— What the task asks —
The answer must repeat each line of the material exactly.

++++ Material to process ++++

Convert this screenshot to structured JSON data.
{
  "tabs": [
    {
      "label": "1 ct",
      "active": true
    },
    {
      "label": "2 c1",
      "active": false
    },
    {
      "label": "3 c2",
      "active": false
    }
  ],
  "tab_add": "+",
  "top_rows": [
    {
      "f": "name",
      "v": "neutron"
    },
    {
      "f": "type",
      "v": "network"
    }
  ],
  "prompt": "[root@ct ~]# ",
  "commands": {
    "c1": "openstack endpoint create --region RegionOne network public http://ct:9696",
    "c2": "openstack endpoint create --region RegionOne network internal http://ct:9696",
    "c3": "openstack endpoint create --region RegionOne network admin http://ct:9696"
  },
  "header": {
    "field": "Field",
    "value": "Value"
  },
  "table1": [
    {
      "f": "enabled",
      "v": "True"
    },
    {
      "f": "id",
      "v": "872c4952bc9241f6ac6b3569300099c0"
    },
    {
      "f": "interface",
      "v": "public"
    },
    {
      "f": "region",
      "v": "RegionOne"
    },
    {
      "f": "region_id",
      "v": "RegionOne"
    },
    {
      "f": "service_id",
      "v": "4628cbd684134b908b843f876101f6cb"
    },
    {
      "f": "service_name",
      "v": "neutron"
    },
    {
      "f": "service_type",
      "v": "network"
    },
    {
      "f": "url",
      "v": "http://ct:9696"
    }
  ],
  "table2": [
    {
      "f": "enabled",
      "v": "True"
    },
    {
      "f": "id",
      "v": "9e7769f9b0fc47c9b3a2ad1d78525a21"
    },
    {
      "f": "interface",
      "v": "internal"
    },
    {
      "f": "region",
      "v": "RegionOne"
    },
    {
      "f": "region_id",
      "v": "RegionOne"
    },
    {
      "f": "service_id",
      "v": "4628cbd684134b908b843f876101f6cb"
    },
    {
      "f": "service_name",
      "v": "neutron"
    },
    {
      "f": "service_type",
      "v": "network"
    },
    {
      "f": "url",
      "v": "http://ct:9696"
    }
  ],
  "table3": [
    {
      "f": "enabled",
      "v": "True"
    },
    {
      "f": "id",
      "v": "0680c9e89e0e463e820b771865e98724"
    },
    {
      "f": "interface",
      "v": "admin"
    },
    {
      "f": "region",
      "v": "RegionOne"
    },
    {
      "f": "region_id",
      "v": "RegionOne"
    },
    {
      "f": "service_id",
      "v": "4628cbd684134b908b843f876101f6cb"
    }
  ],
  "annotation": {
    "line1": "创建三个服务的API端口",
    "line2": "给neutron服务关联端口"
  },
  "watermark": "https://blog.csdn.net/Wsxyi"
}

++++

— Response to the task —
Convert this screenshot to structured JSON data.
{
  "tabs": [
    {
      "label": "1 ct",
      "active": true
    },
    {
      "label": "2 c1",
      "active": false
    },
    {
      "label": "3 c2",
      "active": false
    }
  ],
  "tab_add": "+",
  "top_rows": [
    {
      "f": "name",
      "v": "neutron"
    },
    {
      "f": "type",
      "v": "network"
    }
  ],
  "prompt": "[root@ct ~]# ",
  "commands": {
    "c1": "openstack endpoint create --region RegionOne network public http://ct:9696",
    "c2": "openstack endpoint create --region RegionOne network internal http://ct:9696",
    "c3": "openstack endpoint create --region RegionOne network admin http://ct:9696"
  },
  "header": {
    "field": "Field",
    "value": "Value"
  },
  "table1": [
    {
      "f": "enabled",
      "v": "True"
    },
    {
      "f": "id",
      "v": "872c4952bc9241f6ac6b3569300099c0"
    },
    {
      "f": "interface",
      "v": "public"
    },
    {
      "f": "region",
      "v": "RegionOne"
    },
    {
      "f": "region_id",
      "v": "RegionOne"
    },
    {
      "f": "service_id",
      "v": "4628cbd684134b908b843f876101f6cb"
    },
    {
      "f": "service_name",
      "v": "neutron"
    },
    {
      "f": "service_type",
      "v": "network"
    },
    {
      "f": "url",
      "v": "http://ct:9696"
    }
  ],
  "table2": [
    {
      "f": "enabled",
      "v": "True"
    },
    {
      "f": "id",
      "v": "9e7769f9b0fc47c9b3a2ad1d78525a21"
    },
    {
      "f": "interface",
      "v": "internal"
    },
    {
      "f": "region",
      "v": "RegionOne"
    },
    {
      "f": "region_id",
      "v": "RegionOne"
    },
    {
      "f": "service_id",
      "v": "4628cbd684134b908b843f876101f6cb"
    },
    {
      "f": "service_name",
      "v": "neutron"
    },
    {
      "f": "service_type",
      "v": "network"
    },
    {
      "f": "url",
      "v": "http://ct:9696"
    }
  ],
  "table3": [
    {
      "f": "enabled",
      "v": "True"
    },
    {
      "f": "id",
      "v": "0680c9e89e0e463e820b771865e98724"
    },
    {
      "f": "interface",
      "v": "admin"
    },
    {
      "f": "region",
      "v": "RegionOne"
    },
    {
      "f": "region_id",
      "v": "RegionOne"
    },
    {
      "f": "service_id",
      "v": "4628cbd684134b908b843f876101f6cb"
    }
  ],
  "annotation": {
    "line1": "创建三个服务的API端口",
    "line2": "给neutron服务关联端口"
  },
  "watermark": "https://blog.csdn.net/Wsxyi"
}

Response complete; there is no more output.